Deb Stephens wrote:I have an idea, but instead of drawing it, I will just describe -- it is really too simple to bother with a drawing.
You know that sheet metal screening that you can buy in DIY places (or from fancy metal fabrication places online and elsewhere)? It is usually found as insets in large cabinets or in fireplace screens, etc. and comes in a variety of decorative patterns. Okay maybe a picture would be better... like this....
or... well I'm sure you get the picture at this point.
Anyway, here is my step by step. First paint your oil drum black (with stove paint) to make it less obvious. Then, fabricate a cylinder out of this decorative screening (brass would be nice). Make it slightly larger in diameter than your ugly oil drum and attach some sort of spacers on the inside of the screen cylinder to hold it half an inch or so away from the metal drum. (Ceramic insulators perhaps? Or just a few short bolts through the screen at regular intervals around the top and bottom of the cylinder?) Remove the stove pipe and slide the cylinder over the drum. Voila! Pretty cover up in no time and for relatively low cost. You could even add some decorative elements to that if you wanted. I'm picturing some metal dragonflies or butterflies or anything with fairly broad wings or fins -- to add even more metal surface area to the stove, but it could be anything.
Hmmmm... I think I may do this, now that I've thought of it.
EDIT -- I forgot to add that you can do clean outs and clean the metal mesh by just sliding it off the drum -- no doors needed. Or avoid having to lift off the cylinder altogether by making it in two pieces (longitudinally) and hinging it together. As a bonus, the mesh allows for air circulation naturally, without fans, etc. and allows you to see flames from any windows you may have in the drum.

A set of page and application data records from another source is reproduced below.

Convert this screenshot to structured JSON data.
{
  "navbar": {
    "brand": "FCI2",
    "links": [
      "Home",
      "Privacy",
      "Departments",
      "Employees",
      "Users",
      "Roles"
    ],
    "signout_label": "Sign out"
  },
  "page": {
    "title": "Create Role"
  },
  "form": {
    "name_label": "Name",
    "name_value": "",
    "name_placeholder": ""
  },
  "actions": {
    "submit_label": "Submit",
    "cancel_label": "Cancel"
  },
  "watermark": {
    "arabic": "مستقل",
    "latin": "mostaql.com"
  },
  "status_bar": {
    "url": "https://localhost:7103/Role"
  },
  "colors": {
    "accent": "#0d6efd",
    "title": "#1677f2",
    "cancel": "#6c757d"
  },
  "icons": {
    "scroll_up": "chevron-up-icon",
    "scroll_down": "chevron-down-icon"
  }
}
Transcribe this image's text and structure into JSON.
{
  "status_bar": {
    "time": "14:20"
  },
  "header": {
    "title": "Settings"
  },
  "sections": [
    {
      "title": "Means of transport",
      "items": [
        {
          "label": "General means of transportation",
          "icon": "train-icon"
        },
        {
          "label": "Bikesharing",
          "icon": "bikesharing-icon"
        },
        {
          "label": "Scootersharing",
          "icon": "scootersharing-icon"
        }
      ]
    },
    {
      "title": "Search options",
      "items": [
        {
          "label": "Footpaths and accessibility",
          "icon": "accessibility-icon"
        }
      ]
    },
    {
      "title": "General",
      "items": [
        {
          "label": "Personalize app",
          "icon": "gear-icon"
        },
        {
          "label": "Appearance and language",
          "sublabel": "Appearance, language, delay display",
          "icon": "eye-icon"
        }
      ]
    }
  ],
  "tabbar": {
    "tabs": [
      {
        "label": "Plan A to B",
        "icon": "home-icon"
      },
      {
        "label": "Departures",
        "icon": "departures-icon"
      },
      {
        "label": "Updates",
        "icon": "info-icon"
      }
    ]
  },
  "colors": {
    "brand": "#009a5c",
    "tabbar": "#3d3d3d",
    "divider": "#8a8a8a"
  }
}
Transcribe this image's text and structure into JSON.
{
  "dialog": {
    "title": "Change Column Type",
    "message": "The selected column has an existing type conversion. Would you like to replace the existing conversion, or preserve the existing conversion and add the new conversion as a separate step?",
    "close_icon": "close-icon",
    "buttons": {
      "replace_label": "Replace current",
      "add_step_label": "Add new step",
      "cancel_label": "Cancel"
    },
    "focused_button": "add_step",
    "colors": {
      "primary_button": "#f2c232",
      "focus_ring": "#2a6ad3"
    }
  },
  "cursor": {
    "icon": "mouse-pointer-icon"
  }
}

Hans Pelleboer wrote:...I wonder how much of a necessity the metal drum really is.
Xisca Nicolas wrote:Yes I have seen it!
A friend of mine has a sauna whose vapor is made outside with woodfire on a cob stove,
and the stainless steal pot (the big type for collective cooking) cracked just above the nivel of water.
Satamax Antone wrote:It could even be done with normal bricks Or even a "latice" of bricks, so there's gaps between theses.
Xisca Nicolas wrote:
This might be too big for most designs, if the drum is close to the wall, so I suggest the alternative of semi shelves.
They could also be fixed to the wall instead of the drum.
Anyway, this would hide enough to make it more esthetic.